“People don’t generally understand that I can increase my co-payment, increase my deductible, decrease my out of pocket expense,” he said. “Those levers, when we ask the questions, start to help them custom build that plan at a price point that they feel comfortable with.”

The response from clients often is, “‘Well I didn’t understand that was an option that I could make to custom fit my company,”’ Ryan said.

Part of the education is the understanding that needs change, and a policy purchased years ago may not be suitable now.

“What we try to do is not wait for the small business owner to figure it out,” Ryan said. “We try to proactively reach out to them and say you should really review your coverage. Are you over insured? Underinsured? What’s your price point?”

He also said his team helps clients understand compliance and make sure they meet regulations.

A big part of the customer-centered philosophy is in what happens after the sale.

Tarek EldaherBrokers have access to the same carriers, “so you have to differentiate yourself and the services that you provide to the customer,” said Tarek Eldaher, commercial lines sales leader at Brown & Brown.

Eldaher said the level of service has changed in the 12 years he’s been in the business. “That means how can they access their broker, whether through technology or directly. That’s critically important. Do they have a claims department on staff? Do they have somebody that reviews construction contracts for individuals? You can go out and buy insurance, but what value-added services does your broker give you so that not only is the price important, but what else are you getting to help support that risk management program?”

Insurance companies are starting to position themselves as resources to business owners and can provide trainings in topics such as ergonomic analysis and other workplace safety practices, loss control and human resource services. Because most people won’t have a claim, brokers want to help their clients do more than just spend money on a premium and not get anything in return.

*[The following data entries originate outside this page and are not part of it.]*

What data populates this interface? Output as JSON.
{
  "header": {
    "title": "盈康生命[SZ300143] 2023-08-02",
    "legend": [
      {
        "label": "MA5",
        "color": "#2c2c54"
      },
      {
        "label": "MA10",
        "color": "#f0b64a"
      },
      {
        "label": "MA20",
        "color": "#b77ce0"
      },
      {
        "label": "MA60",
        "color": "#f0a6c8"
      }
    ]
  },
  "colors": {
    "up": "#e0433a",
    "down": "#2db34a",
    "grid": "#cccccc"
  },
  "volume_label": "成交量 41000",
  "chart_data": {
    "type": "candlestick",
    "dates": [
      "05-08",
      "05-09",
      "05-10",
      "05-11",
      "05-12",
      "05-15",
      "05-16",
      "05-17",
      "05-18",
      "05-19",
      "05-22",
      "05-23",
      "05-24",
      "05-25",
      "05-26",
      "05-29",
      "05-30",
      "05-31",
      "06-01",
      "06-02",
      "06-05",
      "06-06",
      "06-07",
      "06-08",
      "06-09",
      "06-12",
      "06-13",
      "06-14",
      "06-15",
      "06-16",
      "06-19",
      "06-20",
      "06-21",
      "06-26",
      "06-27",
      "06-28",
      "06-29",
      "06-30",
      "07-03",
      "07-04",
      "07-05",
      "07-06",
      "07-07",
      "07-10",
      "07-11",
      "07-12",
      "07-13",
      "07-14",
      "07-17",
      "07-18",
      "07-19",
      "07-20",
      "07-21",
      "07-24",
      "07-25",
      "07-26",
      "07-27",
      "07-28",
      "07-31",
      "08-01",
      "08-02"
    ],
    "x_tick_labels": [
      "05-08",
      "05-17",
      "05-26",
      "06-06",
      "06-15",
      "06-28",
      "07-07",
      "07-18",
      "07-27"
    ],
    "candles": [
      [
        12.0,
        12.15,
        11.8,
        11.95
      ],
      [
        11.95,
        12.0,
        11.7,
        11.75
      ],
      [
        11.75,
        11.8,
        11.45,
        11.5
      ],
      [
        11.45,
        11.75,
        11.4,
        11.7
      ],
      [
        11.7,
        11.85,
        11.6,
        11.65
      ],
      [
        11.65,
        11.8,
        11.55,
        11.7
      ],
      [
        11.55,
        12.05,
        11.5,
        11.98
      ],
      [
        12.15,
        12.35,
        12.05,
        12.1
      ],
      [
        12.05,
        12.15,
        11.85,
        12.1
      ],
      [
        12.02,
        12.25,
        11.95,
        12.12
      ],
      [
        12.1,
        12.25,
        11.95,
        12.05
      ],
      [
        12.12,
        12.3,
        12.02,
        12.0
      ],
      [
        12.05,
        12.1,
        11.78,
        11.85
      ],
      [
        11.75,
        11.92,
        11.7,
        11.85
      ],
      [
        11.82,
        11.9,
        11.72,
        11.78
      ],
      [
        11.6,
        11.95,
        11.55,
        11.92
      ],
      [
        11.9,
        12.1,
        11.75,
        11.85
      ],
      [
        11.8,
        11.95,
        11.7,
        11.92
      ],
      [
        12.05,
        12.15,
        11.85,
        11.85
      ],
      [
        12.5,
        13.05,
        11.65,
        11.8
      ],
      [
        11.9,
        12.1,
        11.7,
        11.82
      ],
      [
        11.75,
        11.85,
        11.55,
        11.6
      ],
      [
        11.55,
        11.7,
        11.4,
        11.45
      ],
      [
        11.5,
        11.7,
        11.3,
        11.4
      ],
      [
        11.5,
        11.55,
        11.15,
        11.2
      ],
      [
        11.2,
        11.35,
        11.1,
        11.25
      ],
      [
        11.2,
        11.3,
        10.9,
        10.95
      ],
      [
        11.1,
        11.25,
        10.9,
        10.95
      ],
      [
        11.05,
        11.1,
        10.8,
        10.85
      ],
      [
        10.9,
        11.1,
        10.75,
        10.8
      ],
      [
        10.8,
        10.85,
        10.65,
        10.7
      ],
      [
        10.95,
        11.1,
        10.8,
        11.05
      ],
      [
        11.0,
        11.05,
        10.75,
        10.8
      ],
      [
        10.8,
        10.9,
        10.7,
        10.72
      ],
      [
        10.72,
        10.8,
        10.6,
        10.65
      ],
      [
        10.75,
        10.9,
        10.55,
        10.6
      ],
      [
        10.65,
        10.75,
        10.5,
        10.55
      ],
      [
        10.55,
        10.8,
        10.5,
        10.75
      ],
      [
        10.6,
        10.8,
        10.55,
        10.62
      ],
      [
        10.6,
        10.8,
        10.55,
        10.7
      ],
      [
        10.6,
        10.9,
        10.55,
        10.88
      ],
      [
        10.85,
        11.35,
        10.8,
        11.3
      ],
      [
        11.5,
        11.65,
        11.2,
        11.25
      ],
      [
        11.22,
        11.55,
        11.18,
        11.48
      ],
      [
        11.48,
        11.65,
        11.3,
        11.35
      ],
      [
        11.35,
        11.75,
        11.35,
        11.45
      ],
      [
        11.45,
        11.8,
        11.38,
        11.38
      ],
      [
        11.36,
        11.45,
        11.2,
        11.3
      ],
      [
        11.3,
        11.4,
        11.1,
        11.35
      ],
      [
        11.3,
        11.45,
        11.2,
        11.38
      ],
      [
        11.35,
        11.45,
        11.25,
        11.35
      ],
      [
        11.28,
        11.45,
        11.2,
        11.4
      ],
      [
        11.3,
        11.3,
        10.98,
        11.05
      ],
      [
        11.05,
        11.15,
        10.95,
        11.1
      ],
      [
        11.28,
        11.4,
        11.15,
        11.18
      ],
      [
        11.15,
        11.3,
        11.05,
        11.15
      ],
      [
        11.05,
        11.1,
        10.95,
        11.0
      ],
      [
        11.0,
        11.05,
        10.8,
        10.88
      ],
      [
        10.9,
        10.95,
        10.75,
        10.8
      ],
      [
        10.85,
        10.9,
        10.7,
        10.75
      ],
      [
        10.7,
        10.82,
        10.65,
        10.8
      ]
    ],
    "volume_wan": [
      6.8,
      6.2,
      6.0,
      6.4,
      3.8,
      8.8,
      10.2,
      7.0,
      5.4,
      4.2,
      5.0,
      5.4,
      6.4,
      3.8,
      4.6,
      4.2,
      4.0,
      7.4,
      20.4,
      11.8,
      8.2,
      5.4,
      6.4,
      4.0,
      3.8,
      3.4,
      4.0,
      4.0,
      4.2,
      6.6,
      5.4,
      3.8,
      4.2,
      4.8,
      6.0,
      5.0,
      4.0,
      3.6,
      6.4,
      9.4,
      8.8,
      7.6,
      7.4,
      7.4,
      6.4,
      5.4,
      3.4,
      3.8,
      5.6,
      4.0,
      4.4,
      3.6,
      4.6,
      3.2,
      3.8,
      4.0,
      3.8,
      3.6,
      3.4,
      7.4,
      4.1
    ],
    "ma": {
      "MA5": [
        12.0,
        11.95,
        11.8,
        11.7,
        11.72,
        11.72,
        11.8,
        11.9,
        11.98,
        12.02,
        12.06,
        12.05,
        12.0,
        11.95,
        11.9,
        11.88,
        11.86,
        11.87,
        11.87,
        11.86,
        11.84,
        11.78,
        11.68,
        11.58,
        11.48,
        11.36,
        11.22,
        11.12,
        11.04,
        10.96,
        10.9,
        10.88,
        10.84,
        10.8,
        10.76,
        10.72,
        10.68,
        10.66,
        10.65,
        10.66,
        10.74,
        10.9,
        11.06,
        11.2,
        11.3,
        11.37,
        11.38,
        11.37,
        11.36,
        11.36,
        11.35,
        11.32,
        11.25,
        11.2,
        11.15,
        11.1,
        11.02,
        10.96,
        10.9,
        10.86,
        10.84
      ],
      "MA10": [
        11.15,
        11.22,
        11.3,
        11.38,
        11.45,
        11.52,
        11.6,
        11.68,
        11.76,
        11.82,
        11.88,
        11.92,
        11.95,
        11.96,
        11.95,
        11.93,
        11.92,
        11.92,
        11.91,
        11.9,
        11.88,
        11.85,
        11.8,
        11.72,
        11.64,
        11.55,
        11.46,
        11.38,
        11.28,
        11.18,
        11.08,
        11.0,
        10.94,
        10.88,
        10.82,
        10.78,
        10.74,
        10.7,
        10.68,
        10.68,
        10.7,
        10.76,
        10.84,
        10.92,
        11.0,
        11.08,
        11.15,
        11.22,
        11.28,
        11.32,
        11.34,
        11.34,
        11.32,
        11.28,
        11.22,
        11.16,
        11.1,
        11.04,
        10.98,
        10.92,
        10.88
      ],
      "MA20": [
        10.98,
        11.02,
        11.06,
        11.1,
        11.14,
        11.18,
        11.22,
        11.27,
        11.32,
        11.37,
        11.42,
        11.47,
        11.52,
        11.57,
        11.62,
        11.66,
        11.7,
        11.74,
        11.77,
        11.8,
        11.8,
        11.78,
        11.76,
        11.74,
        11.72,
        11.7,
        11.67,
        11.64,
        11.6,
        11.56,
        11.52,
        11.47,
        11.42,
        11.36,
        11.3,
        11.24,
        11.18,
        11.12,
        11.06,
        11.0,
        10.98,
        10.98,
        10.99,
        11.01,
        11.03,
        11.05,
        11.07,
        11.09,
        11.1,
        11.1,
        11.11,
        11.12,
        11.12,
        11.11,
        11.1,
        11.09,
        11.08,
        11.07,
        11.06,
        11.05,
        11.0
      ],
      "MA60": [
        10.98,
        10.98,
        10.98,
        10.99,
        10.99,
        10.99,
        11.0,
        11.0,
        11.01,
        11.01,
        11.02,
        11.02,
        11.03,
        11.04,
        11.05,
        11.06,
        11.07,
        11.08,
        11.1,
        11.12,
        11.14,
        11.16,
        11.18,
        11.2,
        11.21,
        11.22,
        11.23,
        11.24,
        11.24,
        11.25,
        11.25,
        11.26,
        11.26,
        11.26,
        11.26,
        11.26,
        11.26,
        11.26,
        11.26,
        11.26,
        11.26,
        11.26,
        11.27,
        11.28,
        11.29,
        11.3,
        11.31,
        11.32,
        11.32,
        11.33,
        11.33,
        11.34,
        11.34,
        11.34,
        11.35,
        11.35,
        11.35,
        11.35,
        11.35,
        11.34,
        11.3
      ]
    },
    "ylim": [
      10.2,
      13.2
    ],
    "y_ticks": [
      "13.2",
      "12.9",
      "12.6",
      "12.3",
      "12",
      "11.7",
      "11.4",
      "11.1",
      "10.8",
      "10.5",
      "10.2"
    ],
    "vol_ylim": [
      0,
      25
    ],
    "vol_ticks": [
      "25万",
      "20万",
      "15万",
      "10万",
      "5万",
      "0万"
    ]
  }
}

“If you can change that experience for the customer — where you can make sure that they’re getting everything that they need — you can be checking in on them throughout the year … they can look at you like a true valuable member of their team,” Allen said. “That’s when you start flipping the mindset of insurance (from) ‘it’s a drag’ versus ‘I’m getting a lot of value from my insurance program.’”

Patti Singer is a freelance writer in Rochester. Contact her at [email protected]